What's happening in China?
In short, there was a bubble and now it's burst – big time. China's stock market had soared 150 per cent in the 12 months to mid-June. Investors piled into a rising market with many borrowing heavily to do so. The economy grew but it was debt-fuelled growth – and that's bad.
When the economy started to slow people became concerned shares were overvalued. As a result the market started to fall over recent weeks until it plummeted on "Black Monday", losing all the gains made for the year.
China's really far away. Why does it matter?
Well, it's the world's second-largest economy although it's still what's known as an "emerging market". What's going on has affected the currencies of other emerging Asian economies as well as stock markets around the world.
Will this affect my ISA and other investments?
Yes, but don't panic. If you invest in shares and funds through your ISA, some of these could be in China. The falls come after a six-year bull (rising) market so those who've been invested for several years will still, generally, be sitting on a profit, albeit a smaller one than a few months ago.

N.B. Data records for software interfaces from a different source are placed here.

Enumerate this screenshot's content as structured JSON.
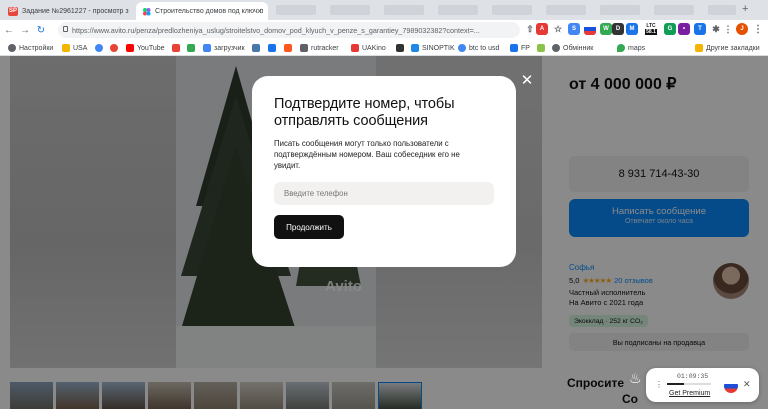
{
  "browser": {
    "tabs": [
      {
        "title": "Задание №2961227 - просмотр з",
        "favicon_text": "SP",
        "favicon_color": "#e8473f",
        "active": false
      },
      {
        "title": "Строительство домов под ключ п",
        "favicon_color": "#34a853",
        "active": true
      }
    ],
    "url": "https://www.avito.ru/penza/predlozheniya_uslug/stroitelstvo_domov_pod_klyuch_v_penze_s_garantiey_7989032382?context=...",
    "extensions": {
      "ltc_label": "LTC",
      "ltc_value": "58.1"
    }
  },
  "bookmarks": [
    {
      "label": "Настройки",
      "icon_color": "#5f6368"
    },
    {
      "label": "USA",
      "icon_color": "#f4b400"
    },
    {
      "label": "",
      "icon_color": "#4285f4"
    },
    {
      "label": "",
      "icon_color": "#ea4335"
    },
    {
      "label": "YouTube",
      "icon_color": "#ff0000"
    },
    {
      "label": "",
      "icon_color": "#ea4335"
    },
    {
      "label": "",
      "icon_color": "#34a853"
    },
    {
      "label": "загрузчик",
      "icon_color": "#4285f4"
    },
    {
      "label": "",
      "icon_color": "#4a76a8"
    },
    {
      "label": "",
      "icon_color": "#1a73e8"
    },
    {
      "label": "",
      "icon_color": "#ff5722"
    },
    {
      "label": "rutracker",
      "icon_color": "#5f6368"
    },
    {
      "label": "UAKino",
      "icon_color": "#e53935"
    },
    {
      "label": "",
      "icon_color": "#333333"
    },
    {
      "label": "SINOPTIK",
      "icon_color": "#1e88e5"
    },
    {
      "label": "btc to usd",
      "icon_color": "#4285f4"
    },
    {
      "label": "FP",
      "icon_color": "#1a73e8"
    },
    {
      "label": "",
      "icon_color": "#8bc34a"
    },
    {
      "label": "Обмінник",
      "icon_color": "#5f6368"
    },
    {
      "label": "maps",
      "icon_color": "#34a853"
    },
    {
      "label": "Другие закладки",
      "icon_color": "#f4b400"
    }
  ],
  "listing": {
    "price": "от 4 000 000 ₽",
    "phone": "8 931 714-43-30",
    "message_button": "Написать сообщение",
    "message_sub": "Отвечает около часа",
    "seller_name": "Софья",
    "rating": "5,0",
    "stars": "★★★★★",
    "reviews": "20 отзывов",
    "seller_type": "Частный исполнитель",
    "since": "На Авито с 2021 года",
    "eco": "Экокклад · 252 кг CO₂",
    "subscribed": "Вы подписаны на продавца",
    "similar": "Спросите",
    "similar2": "Со",
    "watermark": "Avito",
    "accent": "#0a8bff"
  },
  "modal": {
    "title": "Подтвердите номер, чтобы отправлять сообщения",
    "body": "Писать сообщения могут только пользователи с подтверждённым номером. Ваш собеседник его не увидит.",
    "phone_placeholder": "Введите телефон",
    "continue_label": "Продолжить",
    "close_icon": "close-icon"
  },
  "vpn_widget": {
    "time": "01:09:35",
    "progress": 0.38,
    "premium_label": "Get Premium"
  }
}
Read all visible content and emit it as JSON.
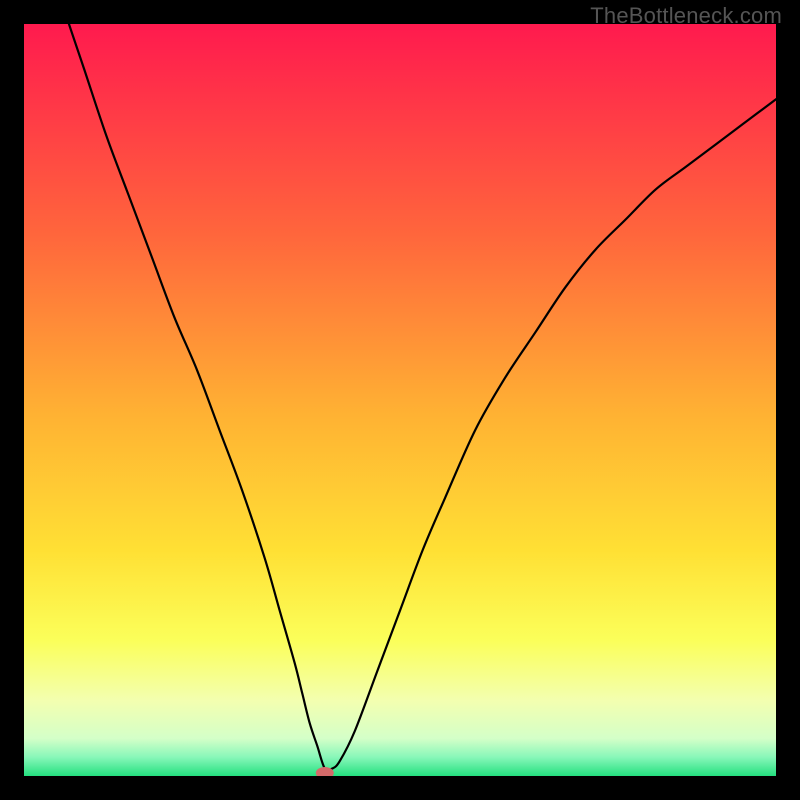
{
  "watermark": "TheBottleneck.com",
  "chart_data": {
    "type": "line",
    "title": "",
    "xlabel": "",
    "ylabel": "",
    "xlim": [
      0,
      100
    ],
    "ylim": [
      0,
      100
    ],
    "marker": {
      "x": 40,
      "y": 0,
      "color": "#d46a6a"
    },
    "gradient_stops": [
      {
        "offset": 0.0,
        "color": "#ff1a4e"
      },
      {
        "offset": 0.28,
        "color": "#ff663c"
      },
      {
        "offset": 0.52,
        "color": "#ffb233"
      },
      {
        "offset": 0.7,
        "color": "#ffe034"
      },
      {
        "offset": 0.82,
        "color": "#fbff5a"
      },
      {
        "offset": 0.9,
        "color": "#f3ffb0"
      },
      {
        "offset": 0.95,
        "color": "#d4ffc8"
      },
      {
        "offset": 0.975,
        "color": "#88f7b9"
      },
      {
        "offset": 1.0,
        "color": "#24e07f"
      }
    ],
    "series": [
      {
        "name": "curve",
        "x": [
          0,
          2,
          5,
          8,
          11,
          14,
          17,
          20,
          23,
          26,
          29,
          32,
          34,
          36,
          37,
          38,
          39,
          40,
          41,
          42,
          44,
          47,
          50,
          53,
          56,
          60,
          64,
          68,
          72,
          76,
          80,
          84,
          88,
          92,
          96,
          100
        ],
        "y": [
          120,
          113,
          103,
          94,
          85,
          77,
          69,
          61,
          54,
          46,
          38,
          29,
          22,
          15,
          11,
          7,
          4,
          1,
          1,
          2,
          6,
          14,
          22,
          30,
          37,
          46,
          53,
          59,
          65,
          70,
          74,
          78,
          81,
          84,
          87,
          90
        ]
      }
    ]
  }
}
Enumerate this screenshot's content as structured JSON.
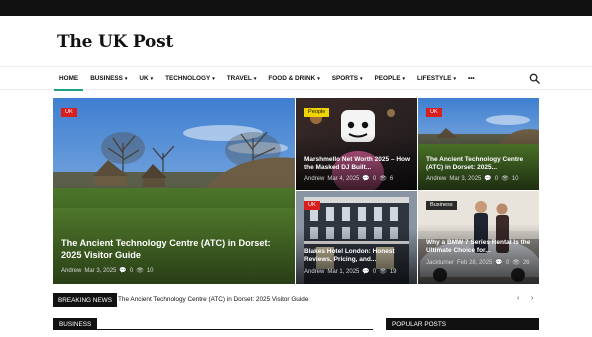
{
  "site": {
    "name": "The UK Post"
  },
  "nav": {
    "items": [
      {
        "label": "HOME",
        "caret": ""
      },
      {
        "label": "BUSINESS",
        "caret": "▾"
      },
      {
        "label": "UK",
        "caret": "▾"
      },
      {
        "label": "TECHNOLOGY",
        "caret": "▾"
      },
      {
        "label": "TRAVEL",
        "caret": "▾"
      },
      {
        "label": "FOOD & DRINK",
        "caret": "▾"
      },
      {
        "label": "SPORTS",
        "caret": "▾"
      },
      {
        "label": "PEOPLE",
        "caret": "▾"
      },
      {
        "label": "LIFESTYLE",
        "caret": "▾"
      },
      {
        "label": "•••",
        "caret": ""
      }
    ],
    "search_icon": "search-icon"
  },
  "featured": {
    "main": {
      "badge": "UK",
      "title": "The Ancient Technology Centre (ATC) in Dorset: 2025 Visitor Guide",
      "author": "Andrew",
      "date": "Mar 3, 2025",
      "comments": "0",
      "views": "10"
    },
    "tiles": [
      {
        "badge": "People",
        "badge_color": "#f0d400",
        "title": "Marshmello Net Worth 2025 – How the Masked DJ Built...",
        "author": "Andrew",
        "date": "Mar 4, 2025",
        "comments": "0",
        "views": "6"
      },
      {
        "badge": "UK",
        "badge_color": "#d81e1e",
        "title": "The Ancient Technology Centre (ATC) in Dorset: 2025...",
        "author": "Andrew",
        "date": "Mar 3, 2025",
        "comments": "0",
        "views": "10"
      },
      {
        "badge": "UK",
        "badge_color": "#d81e1e",
        "title": "Blakes Hotel London: Honest Reviews, Pricing, and...",
        "author": "Andrew",
        "date": "Mar 1, 2025",
        "comments": "0",
        "views": "19"
      },
      {
        "badge": "Business",
        "badge_color": "#2a2a2a",
        "title": "Why a BMW 7 Series Rental Is the Ultimate Choice for...",
        "author": "Jackturner",
        "date": "Feb 28, 2025",
        "comments": "0",
        "views": "26"
      }
    ]
  },
  "breaking": {
    "label": "BREAKING NEWS",
    "text": "The Ancient Technology Centre (ATC) in Dorset: 2025 Visitor Guide",
    "prev": "‹",
    "next": "›"
  },
  "sections": {
    "business": "BUSINESS",
    "popular": "POPULAR POSTS"
  },
  "colors": {
    "accent": "#1aa287",
    "badge_red": "#d81e1e",
    "badge_yellow": "#f0d400"
  }
}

The message from experts is "keep calm". Panic selling into a falling market can be a costly mistake.
What about my pension?

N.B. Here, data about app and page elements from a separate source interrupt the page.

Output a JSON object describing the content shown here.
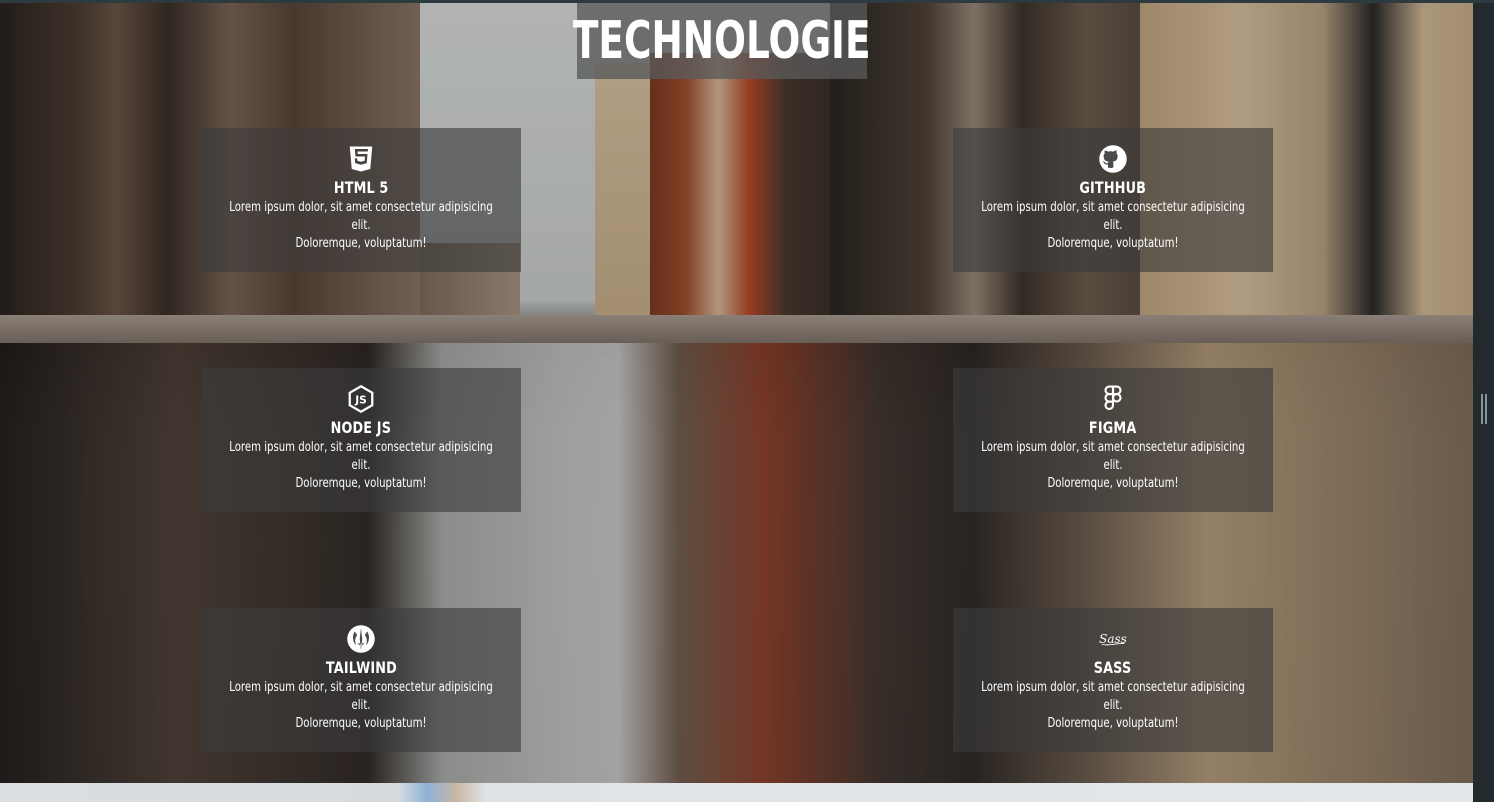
{
  "section": {
    "title": "TECHNOLOGIE"
  },
  "cards": [
    {
      "name": "HTML 5",
      "icon": "html5-icon",
      "line1": "Lorem ipsum dolor, sit amet consectetur adipisicing elit.",
      "line2": "Doloremque, voluptatum!"
    },
    {
      "name": "GITHHUB",
      "icon": "github-icon",
      "line1": "Lorem ipsum dolor, sit amet consectetur adipisicing elit.",
      "line2": "Doloremque, voluptatum!"
    },
    {
      "name": "NODE JS",
      "icon": "nodejs-icon",
      "line1": "Lorem ipsum dolor, sit amet consectetur adipisicing elit.",
      "line2": "Doloremque, voluptatum!"
    },
    {
      "name": "FIGMA",
      "icon": "figma-icon",
      "line1": "Lorem ipsum dolor, sit amet consectetur adipisicing elit.",
      "line2": "Doloremque, voluptatum!"
    },
    {
      "name": "TAILWIND",
      "icon": "jedi-order-icon",
      "line1": "Lorem ipsum dolor, sit amet consectetur adipisicing elit.",
      "line2": "Doloremque, voluptatum!"
    },
    {
      "name": "SASS",
      "icon": "sass-icon",
      "line1": "Lorem ipsum dolor, sit amet consectetur adipisicing elit.",
      "line2": "Doloremque, voluptatum!"
    }
  ],
  "colors": {
    "card_bg": "#3c3c3c",
    "title_bg": "#5a5a5a",
    "text": "#ffffff"
  }
}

Like ISAs, your company or person pension is likely to be partly invested in Asia. As a result it will have decreased in value in recent days. But this doesn't really matter if you're not planning to retire any time soon as there is plenty of time for the markets to recover.
Those already retired and withdrawing cash from their pension, via drawdown, may want to take advice before doing to at the moment.
Are there any upsides?
Yes. The turmoil means that an interest rate hike is likely to be further away now with the forecast switching from next summer to next autumn. So those borrowers on variable rate mortgages can sleep easy for a while longer.
The price of oil is falling too. If this continues it could mean cheaper flights and petrol.Reuse content